Financial Daily from THE HINDU group of publications
Wednesday, Jun 11, 2003
Bio-tech & Genetics
Agri-Biz & Commodities - Bio-tech & Genetics
Ambar Singh Roy
A SILENT revolution is brewing within the four walls of what used to be the official residence of the jailor of the Hijli Jail at Kharagpur, within the premises of the Indian Institute of Technology, Kharagpur (IIT-KGP) and behind the old administrative headquarters of the institute. Therein, a group of seven scientists headed by Prof S.K. Sen, a biotechnologist who has headed a number of prominent teams is engaged in transgenic research. The research is towards generation of application-oriented end products in the Genetically Modified (GM) domain.
Transgenic research involves the transfer of genes from one organism to another even as the focus of the GM domain is on designed alteration of the genetic make-up of an organism and where it is inherited by the recipient in a stable manner.
Facilitating their research is a field laboratory and a containment facility. All under the umbrella of IIT-BREF Biotek, which is administered and finacially controlled by IIT-KGP.
The focus of the research team, entirely self-financed by project grants, is on areas such as agri-biotechnology, industrial enzymes, microbial technology and plant biotechnology. From genetically-engineered organisms from plants to microbes, the idea is to generate value-added new products that have commercial use and utility. A total of 11 projects from the UNDP, the Rockfeller Foundation, the Department of Biotechnology of the Government of India, the Council for Scientific & Industrial Research and Indian corporates have been taken up.
Says Prof Sen, Head of IIT-BREF Biotek, "It is imperative now to channel our energies towards application and commercially-oriented biotechnology.'' In a firm defence of GM domain-centric technology and applications, he says that the bacterial toxin Bt (Bacillus thuringiensis) "is an insecticidal toxin which is innocuous to any other organ except its targeted application.'' Bt Cotton is an example that can be cited in this regard.
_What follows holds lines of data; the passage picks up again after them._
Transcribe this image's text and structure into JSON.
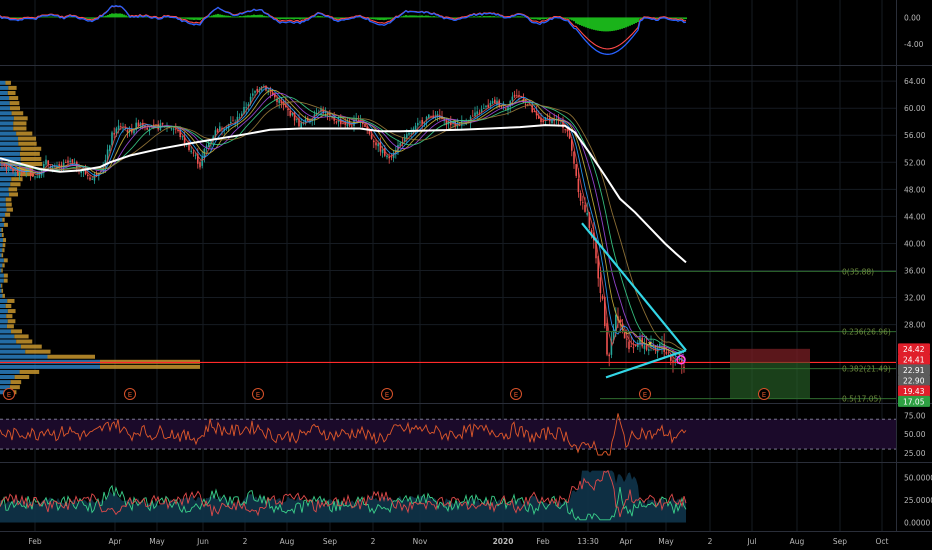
{
  "colors": {
    "background": "#000000",
    "grid": "#161b22",
    "up_candle": "#26a69a",
    "down_candle": "#ef5350",
    "ma_white": "#ffffff",
    "trendline": "#33d6e6",
    "support_line": "#ff2a2a",
    "volume_profile_blue": "#2a7fc1",
    "volume_profile_gold": "#c8962e",
    "rsi_line": "#e0592a",
    "rsi_band": "#1b0a2a",
    "macd_fill": "#1fd31f",
    "macd_line_blue": "#2962ff",
    "macd_line_red": "#ff4a4a",
    "label_red": "#e01e2a",
    "label_gray": "#5c5c5c",
    "label_green": "#2ea043",
    "axis_text": "#b8b8b8"
  },
  "chart_data": [
    {
      "type": "line",
      "panel": "macd",
      "y_ticks": [
        "0.00",
        "-4.00"
      ],
      "ylim": [
        -6.5,
        2.0
      ]
    },
    {
      "type": "candlestick",
      "panel": "price",
      "x_ticks": [
        "Feb",
        "Apr",
        "May",
        "Jun",
        "2",
        "Aug",
        "Sep",
        "2",
        "Nov",
        "2020",
        "Feb",
        "13:30",
        "Apr",
        "May",
        "2",
        "Jul",
        "Aug",
        "Sep",
        "Oct"
      ],
      "y_ticks": [
        "64.00",
        "60.00",
        "56.00",
        "52.00",
        "48.00",
        "44.00",
        "40.00",
        "36.00",
        "32.00",
        "28.00"
      ],
      "ylim": [
        17.0,
        65.5
      ],
      "price_path": [
        [
          0,
          52.0
        ],
        [
          10,
          51.0
        ],
        [
          18,
          50.5
        ],
        [
          28,
          50.8
        ],
        [
          36,
          49.8
        ],
        [
          46,
          52.0
        ],
        [
          55,
          51.0
        ],
        [
          70,
          52.0
        ],
        [
          82,
          50.8
        ],
        [
          92,
          49.5
        ],
        [
          105,
          52.0
        ],
        [
          112,
          56.0
        ],
        [
          120,
          57.5
        ],
        [
          130,
          56.5
        ],
        [
          140,
          58.0
        ],
        [
          150,
          57.0
        ],
        [
          165,
          57.5
        ],
        [
          175,
          57.0
        ],
        [
          185,
          55.0
        ],
        [
          195,
          53.0
        ],
        [
          200,
          51.5
        ],
        [
          205,
          54.0
        ],
        [
          215,
          56.5
        ],
        [
          225,
          57.5
        ],
        [
          235,
          58.0
        ],
        [
          245,
          60.0
        ],
        [
          255,
          62.5
        ],
        [
          262,
          63.5
        ],
        [
          272,
          62.0
        ],
        [
          282,
          60.5
        ],
        [
          292,
          59.0
        ],
        [
          300,
          57.5
        ],
        [
          310,
          58.5
        ],
        [
          320,
          60.0
        ],
        [
          330,
          58.5
        ],
        [
          340,
          58.0
        ],
        [
          350,
          57.5
        ],
        [
          360,
          58.5
        ],
        [
          370,
          56.0
        ],
        [
          380,
          54.0
        ],
        [
          388,
          52.5
        ],
        [
          395,
          54.0
        ],
        [
          405,
          55.5
        ],
        [
          415,
          57.0
        ],
        [
          425,
          58.5
        ],
        [
          435,
          59.0
        ],
        [
          445,
          58.0
        ],
        [
          455,
          57.5
        ],
        [
          465,
          58.0
        ],
        [
          475,
          59.0
        ],
        [
          485,
          60.0
        ],
        [
          495,
          61.0
        ],
        [
          505,
          60.0
        ],
        [
          515,
          62.0
        ],
        [
          522,
          61.5
        ],
        [
          530,
          60.0
        ],
        [
          540,
          58.0
        ],
        [
          550,
          58.5
        ],
        [
          560,
          58.0
        ],
        [
          568,
          56.5
        ],
        [
          574,
          52.0
        ],
        [
          580,
          47.0
        ],
        [
          586,
          44.5
        ],
        [
          592,
          41.5
        ],
        [
          598,
          35.5
        ],
        [
          604,
          30.0
        ],
        [
          608,
          22.5
        ],
        [
          612,
          26.5
        ],
        [
          617,
          30.0
        ],
        [
          621,
          27.5
        ],
        [
          626,
          25.5
        ],
        [
          632,
          24.8
        ],
        [
          640,
          25.5
        ],
        [
          648,
          24.5
        ],
        [
          656,
          24.0
        ],
        [
          662,
          25.0
        ],
        [
          668,
          23.5
        ],
        [
          674,
          22.5
        ],
        [
          680,
          23.3
        ],
        [
          685,
          21.0
        ]
      ],
      "white_ma_path": [
        [
          0,
          52.6
        ],
        [
          20,
          51.8
        ],
        [
          40,
          51.0
        ],
        [
          60,
          50.6
        ],
        [
          80,
          50.8
        ],
        [
          100,
          51.3
        ],
        [
          110,
          52.0
        ],
        [
          130,
          53.0
        ],
        [
          160,
          54.0
        ],
        [
          190,
          54.8
        ],
        [
          210,
          55.3
        ],
        [
          240,
          56.0
        ],
        [
          270,
          56.8
        ],
        [
          300,
          57.0
        ],
        [
          330,
          57.0
        ],
        [
          360,
          57.0
        ],
        [
          380,
          56.6
        ],
        [
          400,
          56.6
        ],
        [
          430,
          56.7
        ],
        [
          460,
          56.8
        ],
        [
          490,
          57.0
        ],
        [
          520,
          57.2
        ],
        [
          545,
          57.5
        ],
        [
          565,
          57.4
        ],
        [
          575,
          56.4
        ],
        [
          590,
          53.3
        ],
        [
          605,
          50.0
        ],
        [
          620,
          46.6
        ],
        [
          635,
          44.6
        ],
        [
          650,
          42.3
        ],
        [
          665,
          40.0
        ],
        [
          676,
          38.5
        ],
        [
          686,
          37.2
        ]
      ],
      "fib_labels": [
        "0(35.88)",
        "0.236(26.96)",
        "0.382(21.49)",
        "0.5(17.05)"
      ],
      "fib_levels": [
        35.88,
        26.96,
        21.49,
        17.05
      ],
      "support_level": 22.41,
      "trendline_upper": [
        [
          582,
          43.0
        ],
        [
          686,
          24.2
        ]
      ],
      "trendline_lower": [
        [
          606,
          20.2
        ],
        [
          686,
          24.2
        ]
      ],
      "earnings_marks": [
        "E",
        "E",
        "E",
        "E",
        "E",
        "E",
        "E"
      ],
      "price_labels": [
        {
          "text": "24.42",
          "kind": "red"
        },
        {
          "text": "24.41",
          "kind": "red"
        },
        {
          "text": "22.91",
          "kind": "gray"
        },
        {
          "text": "22.90",
          "kind": "gray"
        },
        {
          "text": "19.43",
          "kind": "red"
        },
        {
          "text": "17.05",
          "kind": "green"
        }
      ]
    },
    {
      "type": "line",
      "panel": "rsi",
      "y_ticks": [
        "75.00",
        "50.00",
        "25.00"
      ],
      "ylim": [
        18,
        85
      ],
      "bands": [
        70,
        30
      ]
    },
    {
      "type": "line",
      "panel": "dmi",
      "y_ticks": [
        "50.0000",
        "25.0000",
        "0.0000"
      ],
      "ylim": [
        -5,
        62
      ]
    }
  ]
}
According to him, GM technology is"scientically-proven'' and its widespread application would only subserve the interest of humankind globally, especially in pharmaceuticals and agriculture. In China, for example, over 100 different types of farmlands will switch over to GM technology by 2004. As such, despite conflict among scientists and opposition to GM technology in some quarters, the technology itself should not be pushed aside, he says. An international protocol on safeguards already exists and specified safety measures are in place.
Despite this, a section of the scientific community feels that the toxin has not been tested enough and can have a residual impact on future generations.
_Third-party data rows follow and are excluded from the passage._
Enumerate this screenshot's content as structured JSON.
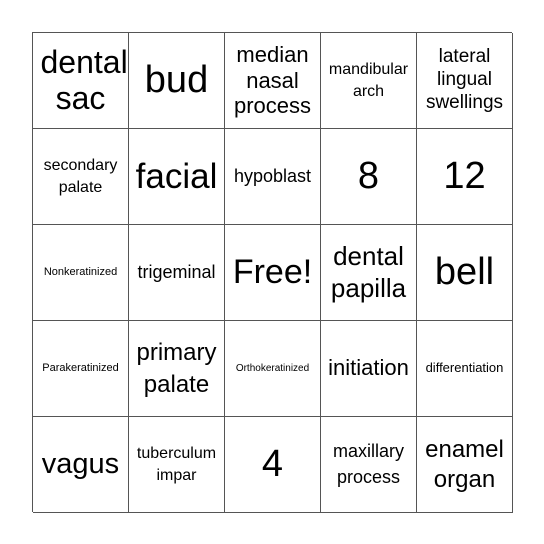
{
  "board": {
    "cells": [
      "dental sac",
      "bud",
      "median nasal process",
      "mandibular arch",
      "lateral lingual swellings",
      "secondary palate",
      "facial",
      "hypoblast",
      "8",
      "12",
      "Nonkeratinized",
      "trigeminal",
      "Free!",
      "dental papilla",
      "bell",
      "Parakeratinized",
      "primary palate",
      "Orthokeratinized",
      "initiation",
      "differentiation",
      "vagus",
      "tuberculum impar",
      "4",
      "maxillary process",
      "enamel organ"
    ],
    "free_space": "Free!"
  }
}
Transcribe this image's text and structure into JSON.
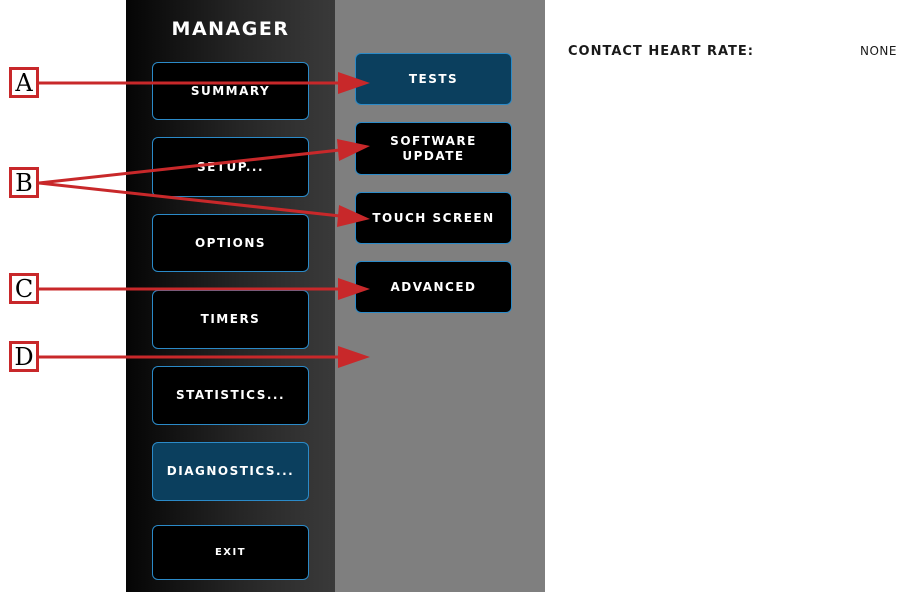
{
  "manager_panel": {
    "title": "MANAGER",
    "buttons": [
      {
        "label": "SUMMARY"
      },
      {
        "label": "SETUP..."
      },
      {
        "label": "OPTIONS"
      },
      {
        "label": "TIMERS"
      },
      {
        "label": "STATISTICS..."
      },
      {
        "label": "DIAGNOSTICS..."
      },
      {
        "label": "EXIT"
      }
    ]
  },
  "diagnostics_submenu": {
    "buttons": [
      {
        "label": "TESTS"
      },
      {
        "label": "SOFTWARE UPDATE"
      },
      {
        "label": "TOUCH SCREEN"
      },
      {
        "label": "ADVANCED"
      }
    ]
  },
  "status": {
    "contact_heart_rate_label": "CONTACT HEART RATE:",
    "contact_heart_rate_value": "NONE"
  },
  "callouts": [
    "A",
    "B",
    "C",
    "D"
  ],
  "colors": {
    "accent_border": "#2b8ac8",
    "active_button": "#0b3f5e",
    "callout_red": "#c8282a",
    "submenu_background": "#7f7f7f"
  }
}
However, since the Bt gene is application-specific, it does not alter the agronomic properties of any crop plants. In fact, GM takes into account all aspects of technology i.e. toxicological, nutritional, agronomic, cost-effectiveness and all this with regard to various agro-climatic conditions, he says.
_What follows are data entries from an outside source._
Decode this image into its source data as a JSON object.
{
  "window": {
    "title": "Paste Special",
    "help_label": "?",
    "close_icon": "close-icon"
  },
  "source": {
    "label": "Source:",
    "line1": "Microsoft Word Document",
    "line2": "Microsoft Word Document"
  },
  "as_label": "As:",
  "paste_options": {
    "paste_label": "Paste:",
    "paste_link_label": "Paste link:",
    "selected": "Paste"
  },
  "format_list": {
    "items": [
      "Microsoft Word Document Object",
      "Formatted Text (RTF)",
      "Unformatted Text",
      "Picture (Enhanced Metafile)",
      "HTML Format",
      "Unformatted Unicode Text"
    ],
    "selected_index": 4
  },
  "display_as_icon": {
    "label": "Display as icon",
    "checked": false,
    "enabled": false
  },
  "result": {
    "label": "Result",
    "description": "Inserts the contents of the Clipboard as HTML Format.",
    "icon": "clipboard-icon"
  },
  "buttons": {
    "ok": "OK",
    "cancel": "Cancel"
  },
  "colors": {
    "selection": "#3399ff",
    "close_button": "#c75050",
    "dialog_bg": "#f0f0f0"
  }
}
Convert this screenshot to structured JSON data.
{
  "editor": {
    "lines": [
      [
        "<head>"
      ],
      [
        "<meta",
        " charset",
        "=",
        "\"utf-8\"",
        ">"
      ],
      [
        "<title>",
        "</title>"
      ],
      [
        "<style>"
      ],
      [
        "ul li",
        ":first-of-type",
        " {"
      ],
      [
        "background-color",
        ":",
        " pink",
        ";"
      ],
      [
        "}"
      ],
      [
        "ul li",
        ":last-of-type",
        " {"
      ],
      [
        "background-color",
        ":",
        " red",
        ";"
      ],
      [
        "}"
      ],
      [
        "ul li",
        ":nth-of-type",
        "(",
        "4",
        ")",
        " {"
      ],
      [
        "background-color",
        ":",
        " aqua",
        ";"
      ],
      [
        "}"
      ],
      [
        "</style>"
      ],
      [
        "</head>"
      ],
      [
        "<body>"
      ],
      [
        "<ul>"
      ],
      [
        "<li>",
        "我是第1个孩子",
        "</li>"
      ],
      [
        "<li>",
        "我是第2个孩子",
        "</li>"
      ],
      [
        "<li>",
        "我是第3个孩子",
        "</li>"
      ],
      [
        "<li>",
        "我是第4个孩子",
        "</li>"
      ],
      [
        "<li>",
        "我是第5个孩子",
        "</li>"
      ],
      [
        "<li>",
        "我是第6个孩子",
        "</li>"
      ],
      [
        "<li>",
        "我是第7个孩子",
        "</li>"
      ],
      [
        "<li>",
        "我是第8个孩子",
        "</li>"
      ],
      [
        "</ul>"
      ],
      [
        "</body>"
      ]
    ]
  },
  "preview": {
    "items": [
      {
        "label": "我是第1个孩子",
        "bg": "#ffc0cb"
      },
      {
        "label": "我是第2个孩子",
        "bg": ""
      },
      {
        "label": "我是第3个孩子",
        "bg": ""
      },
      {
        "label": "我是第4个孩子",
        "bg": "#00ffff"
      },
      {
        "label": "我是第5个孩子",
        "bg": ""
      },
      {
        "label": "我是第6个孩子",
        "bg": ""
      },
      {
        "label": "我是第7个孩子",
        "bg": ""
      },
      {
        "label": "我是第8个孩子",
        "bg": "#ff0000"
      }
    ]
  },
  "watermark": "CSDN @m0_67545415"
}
"With GM technology and its applications, we can specifically recommend that this is not suitable for one place and suitable for another''.
Says Prof Sen, "We, as a nation, are not technologically bankrupt. But technology cannot progress unless we take it from the grassroots level to the application level. For this, it is imperative for the business community to have adequate and appropriate confidence in the scientific community.'' Adds Arindam Dutta, IIT-BREF Biotek's Co-ordinator, Industry-Institute Partnership, "From the research laboratory point of view, we feel that, for technology to be scaled up, there is a need for hand-holding of industry on a continual basis.''
The focus, in the days ahead, will be on new areas such as insect resistants, early flowering, modified fatty acids composition in vegetable oils, hybrid seed production through transgenic means, pathogen-resistant croplands and nutritionally value-added fruits, among others. GM-centric work is also being done on rice and cotton, besides mustard, chickpea, pigeonpea and jute.
According to Prof Sen, the long-term objective of the research team "is to get into the excitement of contemporary science and scientific developments and reap the benefits of its commercial application''.
If the enthusiam of Prof Sen and his team is any indication, that should not be a very tall order.
Stories in this Section
The Hindu Group: Home | About Us | Copyright | Archives | Contacts | Subscription
Group Sites: The Hindu | Business Line | The Sportstar | Frontline | The Hindu eBooks | Home |
Copyright © 2003, The
Hindu Business Line. Republication or redissemination of the contents of
this screen are expressly prohibited without the written consent of
The Hindu Business Line